Get Pandas Column Names as a Sorted List Alphabetically

Now that we have a list of dataframe column names, we can sort this list alphabetically. To accomplish this, we can use the Python sorted() function.

By default, Python will sort a list with capitalization in mind. If you don’t want this to happen, you can use the key=str.lower attribute.

Let’s see how this looks:

>>> print(sorted(list(df.columns)))
['bill_depth_mm', 'bill_length_mm', 'body_mass_g', 'flipper_length_mm', 'island', 'sex', 'species']

If the capitalization is causing you issues, simply write the following:

>>> print(sorted(list(df.columns), key=str.lower))
['bill_depth_mm', 'bill_length_mm', 'body_mass_g', 'flipper_length_mm', 'island', 'sex', 'species']

Check if a Column Exists in a Pandas Dataframe

To see if a column exists in a Pandas dataframe, we can use the Python in operator. This returns a boolean, specifically a True value if an item exists in the list.

Now, let’s see if the column species exists in our dataframe:

>>> print('species' in df.columns)

Similarly, if we wanted to see if the column age exists in a dataframe, we can write:

>>> print('age' in df.columns)

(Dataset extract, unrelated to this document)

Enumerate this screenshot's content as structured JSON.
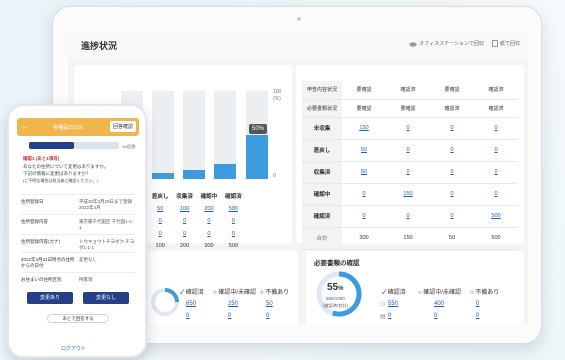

In this post, you learned how to get a list of columns from a Pandas dataframe. You learned different ways to create a list out of this, sort that list alphabetically, and see whether or not a column exists in a given Pandas dataframe.

To learn how to rename Pandas dataframe columns, check out my post here.

To learn about the Pandas .columns attribute, check out the official documentation here.